Named one of the "10 Digital Directors to Watch" by Daily Variety, Reiss will give a talk, Feb. 21, titled “Thinking Outside the Box Office.” Reiss is director of the documentary feature film "Bomb It," which explores the world of graffiti art.

His experiences with marketing his film became the inspiration for his book, "Think Outside the Box Office: The Ultimate Guide to Film Distribution in the Digital Era." It's a step-by-step guide for filmmakers to distribute and market their own work.

Reiss also is co-author of "Selling Your Film Without Selling Your Soul" with The Film Collaborative and Sheri Chandler. His previous feature films include "Better Living Through Circuitry," a glimpse into the rave culture, and "Cleopatra’s Second Husband," a psychological drama.

Reiss has also directed videos for Nine Inch Nails, The Black Crowes, Danzig, Slayer and the Kottonmouth Kings. Reiss’s "Happiness in Slavery" video for Nine Inch Nails won awards at the Chicago and San Francisco film festivals and was voted Top Ten by the Village Voice Critics Poll for Best Music Video.

David Cutler, musician and leader in arts entrepreneurship training, will talk about "Managing the Savvy Artist's Career'' when he comes to the Tempe campus to speak March 26.

Cutler’s book, "The Savvy Musician," is designed to help musicians take control of their careers by providing guidance in “building a career, earning a living and making a difference.” It examines critical elements Cutler says are often overlooked or misunderstood by musicians such as entrepreneurship, product development, branding, marketing, networking, the new recording paradigm, personal finance, funding, relevance and legacy.
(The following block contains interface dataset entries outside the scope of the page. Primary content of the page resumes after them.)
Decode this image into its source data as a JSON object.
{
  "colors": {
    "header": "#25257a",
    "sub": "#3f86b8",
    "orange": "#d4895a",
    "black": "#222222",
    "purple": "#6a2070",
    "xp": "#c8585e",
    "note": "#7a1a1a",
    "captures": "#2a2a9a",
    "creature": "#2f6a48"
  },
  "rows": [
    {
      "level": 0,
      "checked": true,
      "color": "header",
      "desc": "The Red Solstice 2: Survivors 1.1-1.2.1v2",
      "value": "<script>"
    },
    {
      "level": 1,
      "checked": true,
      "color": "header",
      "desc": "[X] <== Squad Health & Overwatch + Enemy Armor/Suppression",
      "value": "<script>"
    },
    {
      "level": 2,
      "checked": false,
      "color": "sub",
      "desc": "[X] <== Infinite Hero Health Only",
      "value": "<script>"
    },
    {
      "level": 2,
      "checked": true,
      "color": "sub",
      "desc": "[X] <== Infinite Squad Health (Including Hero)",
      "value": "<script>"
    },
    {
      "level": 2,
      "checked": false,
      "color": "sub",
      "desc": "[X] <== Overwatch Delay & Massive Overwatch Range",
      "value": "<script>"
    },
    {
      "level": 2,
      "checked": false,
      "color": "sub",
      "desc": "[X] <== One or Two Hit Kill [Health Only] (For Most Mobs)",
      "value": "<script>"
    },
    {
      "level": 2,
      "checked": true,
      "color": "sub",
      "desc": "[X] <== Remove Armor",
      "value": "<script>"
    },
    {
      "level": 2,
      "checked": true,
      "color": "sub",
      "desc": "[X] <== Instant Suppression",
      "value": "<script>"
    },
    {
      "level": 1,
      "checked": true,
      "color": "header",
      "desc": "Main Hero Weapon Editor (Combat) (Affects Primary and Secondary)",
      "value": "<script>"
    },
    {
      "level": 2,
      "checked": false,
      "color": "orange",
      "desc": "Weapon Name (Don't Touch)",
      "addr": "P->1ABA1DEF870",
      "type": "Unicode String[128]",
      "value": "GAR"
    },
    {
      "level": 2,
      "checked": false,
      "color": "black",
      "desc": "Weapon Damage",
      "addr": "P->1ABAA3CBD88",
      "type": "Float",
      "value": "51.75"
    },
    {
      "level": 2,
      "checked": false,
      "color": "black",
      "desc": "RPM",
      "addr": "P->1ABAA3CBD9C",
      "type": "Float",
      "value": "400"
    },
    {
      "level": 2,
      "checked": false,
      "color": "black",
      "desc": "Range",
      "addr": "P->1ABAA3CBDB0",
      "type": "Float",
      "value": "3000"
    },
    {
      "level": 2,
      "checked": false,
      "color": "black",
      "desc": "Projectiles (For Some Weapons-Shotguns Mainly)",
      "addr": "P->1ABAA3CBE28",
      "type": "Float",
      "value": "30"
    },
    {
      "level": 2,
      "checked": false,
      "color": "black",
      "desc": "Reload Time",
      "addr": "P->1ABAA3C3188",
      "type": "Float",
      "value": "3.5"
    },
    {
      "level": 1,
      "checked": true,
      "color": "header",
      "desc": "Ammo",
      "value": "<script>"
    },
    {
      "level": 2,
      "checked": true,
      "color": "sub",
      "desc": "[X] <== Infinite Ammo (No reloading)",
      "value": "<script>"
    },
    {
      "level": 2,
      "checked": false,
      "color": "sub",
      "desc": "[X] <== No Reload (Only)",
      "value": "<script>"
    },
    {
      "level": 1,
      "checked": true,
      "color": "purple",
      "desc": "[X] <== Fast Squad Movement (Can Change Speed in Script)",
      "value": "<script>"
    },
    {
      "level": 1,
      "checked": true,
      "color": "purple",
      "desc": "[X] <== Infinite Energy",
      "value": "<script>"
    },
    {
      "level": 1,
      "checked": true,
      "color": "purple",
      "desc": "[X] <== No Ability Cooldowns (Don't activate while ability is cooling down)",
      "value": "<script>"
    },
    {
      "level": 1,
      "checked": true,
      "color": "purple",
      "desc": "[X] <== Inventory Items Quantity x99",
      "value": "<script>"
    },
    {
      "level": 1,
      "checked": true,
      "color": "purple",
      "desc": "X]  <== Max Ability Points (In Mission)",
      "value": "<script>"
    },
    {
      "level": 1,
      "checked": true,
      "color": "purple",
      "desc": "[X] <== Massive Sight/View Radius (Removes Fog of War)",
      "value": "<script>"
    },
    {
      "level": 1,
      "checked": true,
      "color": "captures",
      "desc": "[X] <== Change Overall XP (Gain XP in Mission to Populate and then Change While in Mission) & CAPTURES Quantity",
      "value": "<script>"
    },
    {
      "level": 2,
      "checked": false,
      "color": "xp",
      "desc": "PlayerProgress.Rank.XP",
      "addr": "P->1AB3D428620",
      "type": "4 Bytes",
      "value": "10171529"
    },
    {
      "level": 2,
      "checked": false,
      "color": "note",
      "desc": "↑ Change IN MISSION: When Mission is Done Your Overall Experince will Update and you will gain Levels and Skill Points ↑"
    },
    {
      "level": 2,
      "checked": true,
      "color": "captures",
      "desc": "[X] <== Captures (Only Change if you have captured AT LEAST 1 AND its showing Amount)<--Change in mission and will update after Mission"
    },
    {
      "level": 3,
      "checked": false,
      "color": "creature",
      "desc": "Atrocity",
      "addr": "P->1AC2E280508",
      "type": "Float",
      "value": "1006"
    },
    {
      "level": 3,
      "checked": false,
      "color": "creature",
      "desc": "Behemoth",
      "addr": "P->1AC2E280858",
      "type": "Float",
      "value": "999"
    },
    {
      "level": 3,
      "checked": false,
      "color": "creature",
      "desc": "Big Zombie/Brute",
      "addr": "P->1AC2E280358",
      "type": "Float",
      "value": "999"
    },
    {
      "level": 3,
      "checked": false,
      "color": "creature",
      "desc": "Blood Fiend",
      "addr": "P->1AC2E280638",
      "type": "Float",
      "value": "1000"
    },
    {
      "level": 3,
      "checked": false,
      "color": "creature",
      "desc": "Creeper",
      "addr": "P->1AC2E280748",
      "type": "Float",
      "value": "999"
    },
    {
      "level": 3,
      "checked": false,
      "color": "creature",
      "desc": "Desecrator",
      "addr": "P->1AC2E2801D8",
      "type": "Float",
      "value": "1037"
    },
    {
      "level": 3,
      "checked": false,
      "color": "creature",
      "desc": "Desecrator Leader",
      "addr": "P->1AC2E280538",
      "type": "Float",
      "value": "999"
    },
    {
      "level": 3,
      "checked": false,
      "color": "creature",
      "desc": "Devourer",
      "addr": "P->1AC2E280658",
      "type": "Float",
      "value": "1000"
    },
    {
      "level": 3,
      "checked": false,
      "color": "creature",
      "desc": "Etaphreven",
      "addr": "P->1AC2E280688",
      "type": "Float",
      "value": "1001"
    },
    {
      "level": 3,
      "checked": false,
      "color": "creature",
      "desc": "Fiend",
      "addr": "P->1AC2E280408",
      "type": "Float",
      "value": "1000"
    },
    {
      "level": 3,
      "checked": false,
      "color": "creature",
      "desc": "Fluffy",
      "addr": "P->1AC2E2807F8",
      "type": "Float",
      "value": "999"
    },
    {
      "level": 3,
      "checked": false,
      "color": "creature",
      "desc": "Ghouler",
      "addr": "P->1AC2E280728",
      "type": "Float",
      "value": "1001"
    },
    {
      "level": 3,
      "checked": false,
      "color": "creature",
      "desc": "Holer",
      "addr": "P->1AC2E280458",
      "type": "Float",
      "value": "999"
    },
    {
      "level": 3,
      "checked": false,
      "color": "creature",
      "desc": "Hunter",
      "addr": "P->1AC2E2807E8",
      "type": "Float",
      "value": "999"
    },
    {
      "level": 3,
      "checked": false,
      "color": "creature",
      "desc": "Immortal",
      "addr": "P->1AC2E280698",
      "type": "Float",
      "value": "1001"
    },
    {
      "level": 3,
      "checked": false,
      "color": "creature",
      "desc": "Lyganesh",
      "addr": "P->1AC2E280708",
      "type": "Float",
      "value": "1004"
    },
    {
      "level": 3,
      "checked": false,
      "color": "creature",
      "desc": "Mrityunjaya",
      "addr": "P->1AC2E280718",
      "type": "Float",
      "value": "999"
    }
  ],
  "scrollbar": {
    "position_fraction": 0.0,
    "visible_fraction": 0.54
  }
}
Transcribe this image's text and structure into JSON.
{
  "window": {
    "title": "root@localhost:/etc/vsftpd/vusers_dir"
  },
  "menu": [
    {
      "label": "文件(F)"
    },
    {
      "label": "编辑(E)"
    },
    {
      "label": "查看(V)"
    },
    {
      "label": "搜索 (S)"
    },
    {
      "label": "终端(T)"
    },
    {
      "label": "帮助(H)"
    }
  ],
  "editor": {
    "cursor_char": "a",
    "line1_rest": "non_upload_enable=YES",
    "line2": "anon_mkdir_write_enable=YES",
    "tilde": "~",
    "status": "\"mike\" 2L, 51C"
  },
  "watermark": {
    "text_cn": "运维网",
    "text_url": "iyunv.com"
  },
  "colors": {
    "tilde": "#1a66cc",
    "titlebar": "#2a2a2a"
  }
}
The book was heralded by Jeffrey Zeigler of the Kronos Quartet as, "Hands down, the most valuable resource available for aspiring musicians."

For the ASU audience, Cutler expands his approach to include all of the arts disciplines. Cutler balances a varied career as a jazz and classical composer, pianist, arranger, educator, conductor, collaborator, concert producer, author, blogger, consultant, and speaker. He teaches at Duquesne University, where he also serves as the Coordinator of Music Entrepreneurship Studies.
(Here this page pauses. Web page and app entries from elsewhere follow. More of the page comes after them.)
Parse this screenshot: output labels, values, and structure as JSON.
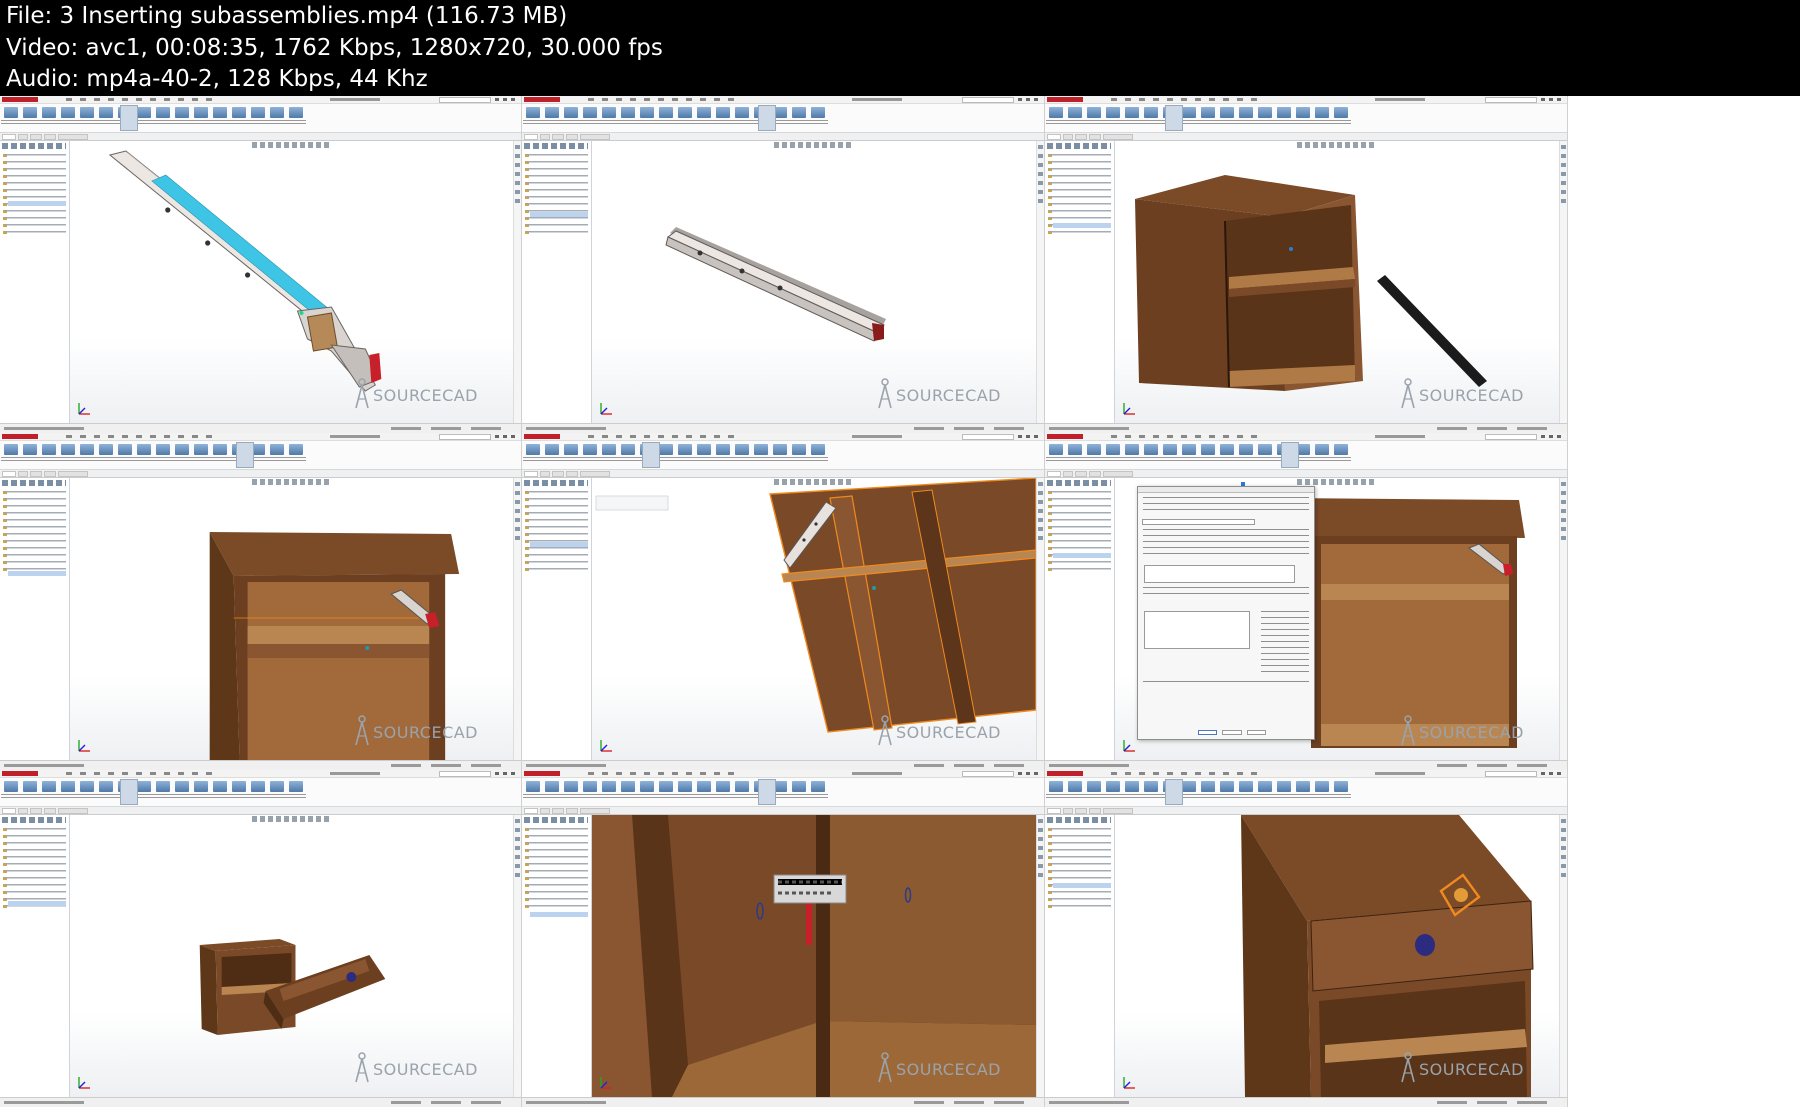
{
  "info": {
    "line1": "File: 3  Inserting subassemblies.mp4 (116.73 MB)",
    "line2": "Video: avc1, 00:08:35, 1762 Kbps, 1280x720, 30.000 fps",
    "line3": "Audio: mp4a-40-2, 128 Kbps, 44 Khz"
  },
  "watermark": "SOURCECAD",
  "thumbnails": [
    {
      "scene": "slide-rail-exploded",
      "tabs": [
        "Assembly",
        "Sketch",
        "Markup",
        "Evaluate",
        "SOLIDWORKS Add-Ins"
      ]
    },
    {
      "scene": "slide-rail-closed",
      "tabs": [
        "Assembly",
        "Sketch",
        "Markup",
        "Evaluate",
        "SOLIDWORKS Add-Ins"
      ]
    },
    {
      "scene": "cabinet-with-rail",
      "tabs": [
        "Assembly",
        "Sketch",
        "Markup",
        "Evaluate",
        "SOLIDWORKS Add-Ins"
      ]
    },
    {
      "scene": "cabinet-rail-mounted",
      "tabs": [
        "Assembly",
        "Sketch",
        "Markup",
        "Evaluate",
        "SOLIDWORKS Add-Ins"
      ]
    },
    {
      "scene": "cabinet-section-zoom",
      "tabs": [
        "Assembly",
        "Sketch",
        "Markup",
        "Evaluate",
        "SOLIDWORKS Add-Ins"
      ]
    },
    {
      "scene": "component-properties-dialog",
      "tabs": [
        "Assembly",
        "Sketch",
        "Markup",
        "Evaluate",
        "SOLIDWORKS Add-Ins"
      ]
    },
    {
      "scene": "cabinet-with-drawer-out",
      "tabs": [
        "Assembly",
        "Sketch",
        "Markup",
        "Evaluate",
        "SOLIDWORKS Add-Ins"
      ]
    },
    {
      "scene": "interior-closeup-toolbar",
      "tabs": [
        "Assembly",
        "Sketch",
        "Markup",
        "Evaluate",
        "SOLIDWORKS Add-Ins"
      ]
    },
    {
      "scene": "cabinet-drawer-knob",
      "tabs": [
        "Assembly",
        "Sketch",
        "Markup",
        "Evaluate",
        "SOLIDWORKS Add-Ins"
      ]
    }
  ],
  "colors": {
    "header_bg": "#000000",
    "header_text": "#ffffff",
    "rail_blue": "#3ec5e6",
    "rail_red": "#c8202a",
    "wood": "#7a4a28",
    "selection_orange": "#f08a1e",
    "watermark": "#9aa3ab"
  }
}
Both talks are free and open to the public and each will take place at 4:30 p.m., at the Lyceum Theatre, located at 901 S. Forest Mall, on the ASU Tempe campus. Refreshments will be served at each talk.

Susan Felt, susan.felt@asu.edu
480-965-0478
Herberger Institute for Design and the Arts